It is good shopify tells you their policy and also their reasoning. Note that not all browsers are color managed browsers. Not all color manage browsers will assume images without profiles should be color managed as sRGB (some just send the color data to the monitor with no color management). The amount of space the image takes up is 4KB or .004MB. Pretty small yet if most of your images are highly compressed small image size JPEGS, that could add not an insignificant amount of space by percentage. for an image that was about 1000x750 pixels compressed at "high" or 60 level through Save for Web increased size about 13%. Smaller pixels images would be a larger percentage. So the real motivations might be Shopify's desire to save on their disk storage to save costs.I am using chrome but am uploading these images to shopify and it says from their site
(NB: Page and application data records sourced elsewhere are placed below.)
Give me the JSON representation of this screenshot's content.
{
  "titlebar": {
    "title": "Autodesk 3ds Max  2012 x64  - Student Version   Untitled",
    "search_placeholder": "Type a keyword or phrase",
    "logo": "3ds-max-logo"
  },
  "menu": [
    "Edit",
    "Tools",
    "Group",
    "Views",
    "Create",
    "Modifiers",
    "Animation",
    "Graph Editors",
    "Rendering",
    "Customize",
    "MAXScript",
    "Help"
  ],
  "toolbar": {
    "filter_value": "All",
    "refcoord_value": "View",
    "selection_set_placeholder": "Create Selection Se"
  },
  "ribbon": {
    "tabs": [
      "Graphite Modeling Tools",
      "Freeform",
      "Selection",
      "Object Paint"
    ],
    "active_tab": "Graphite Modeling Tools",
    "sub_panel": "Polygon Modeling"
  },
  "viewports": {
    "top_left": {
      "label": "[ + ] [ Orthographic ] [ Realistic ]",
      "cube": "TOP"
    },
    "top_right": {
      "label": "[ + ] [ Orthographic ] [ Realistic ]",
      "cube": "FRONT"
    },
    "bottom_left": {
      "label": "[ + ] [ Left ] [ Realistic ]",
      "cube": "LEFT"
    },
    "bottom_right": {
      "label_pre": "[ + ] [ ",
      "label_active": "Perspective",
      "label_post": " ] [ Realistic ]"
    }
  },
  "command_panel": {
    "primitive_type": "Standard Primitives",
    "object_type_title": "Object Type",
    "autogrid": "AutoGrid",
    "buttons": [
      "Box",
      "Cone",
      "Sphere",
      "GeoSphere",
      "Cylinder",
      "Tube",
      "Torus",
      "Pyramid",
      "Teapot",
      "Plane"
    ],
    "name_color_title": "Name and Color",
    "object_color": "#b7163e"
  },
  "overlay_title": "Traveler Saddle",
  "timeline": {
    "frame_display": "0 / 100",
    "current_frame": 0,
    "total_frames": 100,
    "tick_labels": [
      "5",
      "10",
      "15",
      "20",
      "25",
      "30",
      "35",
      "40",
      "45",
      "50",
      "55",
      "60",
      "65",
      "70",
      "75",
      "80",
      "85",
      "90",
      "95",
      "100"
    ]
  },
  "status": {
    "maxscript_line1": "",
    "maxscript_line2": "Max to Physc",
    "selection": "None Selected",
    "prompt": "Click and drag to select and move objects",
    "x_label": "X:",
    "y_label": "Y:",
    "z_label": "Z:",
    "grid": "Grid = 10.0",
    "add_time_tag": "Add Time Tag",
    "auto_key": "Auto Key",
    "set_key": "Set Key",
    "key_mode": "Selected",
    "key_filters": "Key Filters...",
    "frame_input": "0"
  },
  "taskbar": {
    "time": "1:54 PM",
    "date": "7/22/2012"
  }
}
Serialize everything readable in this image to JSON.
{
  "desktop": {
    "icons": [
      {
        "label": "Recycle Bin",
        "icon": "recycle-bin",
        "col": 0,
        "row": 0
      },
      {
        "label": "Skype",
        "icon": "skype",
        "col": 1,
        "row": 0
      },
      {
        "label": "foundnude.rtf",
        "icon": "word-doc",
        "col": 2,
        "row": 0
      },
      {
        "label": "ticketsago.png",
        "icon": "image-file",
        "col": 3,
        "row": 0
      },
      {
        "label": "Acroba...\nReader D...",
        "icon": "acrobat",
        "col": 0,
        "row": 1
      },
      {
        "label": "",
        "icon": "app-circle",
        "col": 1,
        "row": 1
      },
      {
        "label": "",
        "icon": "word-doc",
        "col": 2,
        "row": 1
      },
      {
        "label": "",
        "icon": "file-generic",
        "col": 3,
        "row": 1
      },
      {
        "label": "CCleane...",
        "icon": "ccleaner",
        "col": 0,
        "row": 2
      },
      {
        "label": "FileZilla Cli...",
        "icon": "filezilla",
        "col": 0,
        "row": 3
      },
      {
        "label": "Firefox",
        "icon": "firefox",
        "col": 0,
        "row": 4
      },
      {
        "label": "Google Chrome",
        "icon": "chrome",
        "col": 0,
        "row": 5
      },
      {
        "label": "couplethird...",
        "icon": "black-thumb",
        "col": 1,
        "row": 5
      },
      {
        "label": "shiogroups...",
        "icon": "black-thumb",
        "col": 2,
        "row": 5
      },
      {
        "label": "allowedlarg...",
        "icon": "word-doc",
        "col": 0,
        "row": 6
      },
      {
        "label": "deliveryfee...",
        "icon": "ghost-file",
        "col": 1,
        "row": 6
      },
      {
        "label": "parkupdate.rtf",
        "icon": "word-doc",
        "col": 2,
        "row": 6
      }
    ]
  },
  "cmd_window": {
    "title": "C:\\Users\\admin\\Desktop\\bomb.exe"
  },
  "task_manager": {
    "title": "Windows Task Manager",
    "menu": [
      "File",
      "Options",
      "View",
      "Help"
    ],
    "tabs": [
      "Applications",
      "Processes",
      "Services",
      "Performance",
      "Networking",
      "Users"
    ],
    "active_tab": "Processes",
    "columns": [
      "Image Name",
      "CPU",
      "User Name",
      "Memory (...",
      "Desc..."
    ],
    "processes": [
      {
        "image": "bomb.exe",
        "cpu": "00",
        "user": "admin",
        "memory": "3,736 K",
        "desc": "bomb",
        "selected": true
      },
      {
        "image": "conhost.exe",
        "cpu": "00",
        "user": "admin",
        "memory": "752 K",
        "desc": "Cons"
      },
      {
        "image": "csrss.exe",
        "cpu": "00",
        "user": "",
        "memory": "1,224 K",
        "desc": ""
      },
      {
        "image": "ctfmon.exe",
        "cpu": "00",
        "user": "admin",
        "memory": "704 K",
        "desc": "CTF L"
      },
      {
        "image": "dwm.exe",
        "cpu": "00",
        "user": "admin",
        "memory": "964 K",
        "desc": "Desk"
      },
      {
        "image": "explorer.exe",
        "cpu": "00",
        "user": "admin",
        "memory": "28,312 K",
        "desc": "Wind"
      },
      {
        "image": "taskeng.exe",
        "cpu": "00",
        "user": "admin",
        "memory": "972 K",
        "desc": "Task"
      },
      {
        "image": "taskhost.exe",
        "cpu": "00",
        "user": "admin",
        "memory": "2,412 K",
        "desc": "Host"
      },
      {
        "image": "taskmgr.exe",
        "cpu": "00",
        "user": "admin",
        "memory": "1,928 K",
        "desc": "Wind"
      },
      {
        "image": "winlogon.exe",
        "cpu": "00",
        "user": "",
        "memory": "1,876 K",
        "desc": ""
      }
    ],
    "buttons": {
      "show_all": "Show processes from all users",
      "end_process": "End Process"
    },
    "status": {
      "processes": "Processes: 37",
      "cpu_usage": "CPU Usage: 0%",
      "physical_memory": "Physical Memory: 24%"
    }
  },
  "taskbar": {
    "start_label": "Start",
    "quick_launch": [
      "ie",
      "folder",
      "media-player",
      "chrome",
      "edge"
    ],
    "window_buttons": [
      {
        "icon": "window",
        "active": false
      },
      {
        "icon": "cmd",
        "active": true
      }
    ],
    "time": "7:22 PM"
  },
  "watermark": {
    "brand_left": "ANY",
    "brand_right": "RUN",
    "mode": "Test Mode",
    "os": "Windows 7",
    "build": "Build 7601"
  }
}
When you upload an image to Shopify, the colors in the uploaded image might look different from the original. This can occur when the image has a color profile, which is a set of data stored in a file with a .ICC or .ICM extension. Color profiles are often embedded into images to help standardize the way that the colors appear on different devices. When images are uploaded to Shopify, their color profile is removed.
Color profiles are removed for two reasons:
- When an uploaded image doesn't include a color profile, sRGB (the most common color profile used to display images on the web) is assumed by the web browser. This ensures that your images look the same across all major web browsers.
- Color profiles can take up large amounts of disk space, which can result in heavy loading times.
* You can remove the color profile from your image by saving it without the color profile before uploading it to Shopify. This process varies depending on your image editing program. If you use an Adobe product, then follow the steps below:
Hi Roomka -
I was going to mention this but left the debate up to the more experienced.
I've fallen into this trap - downloading an sRGB image, converting to Adobe RGB, then uploading with a minor change, only to see a shift in color. Adobe RGB is more vivid and causes that shift.
So - are you working with a file with a profile of Adobe RGB? When you open a file, you get a dialog box that will look something like this (I don't mean to underestimate your experience):
View attachment 115454
If you choose to open in Adobe RGB, then post to the web, the web site will automatically convert to sRGB. That's the nature of that landscape and is unchangeable.
Just to test, i took your image above and saved it both in Adobe RGB and sRGB - you can see the color shift:
View attachment 115455
Thr Adobe RGB image is on the left and the sRGB image is on the right.
So if your final image has an Adobe RGB profile, open it, change the workspace, then resave. Then adjust your color in that workspace.
Maybe this will resolve the issue.
That sounds like it might be the answer.sounds like im starting to understand what is going on.... my current settings are
- my sony camera is set to srgb
- my photoshop working space was set to adobeRGB
So to correct this issue i would set my working space to sRGB IEC61966-2.1?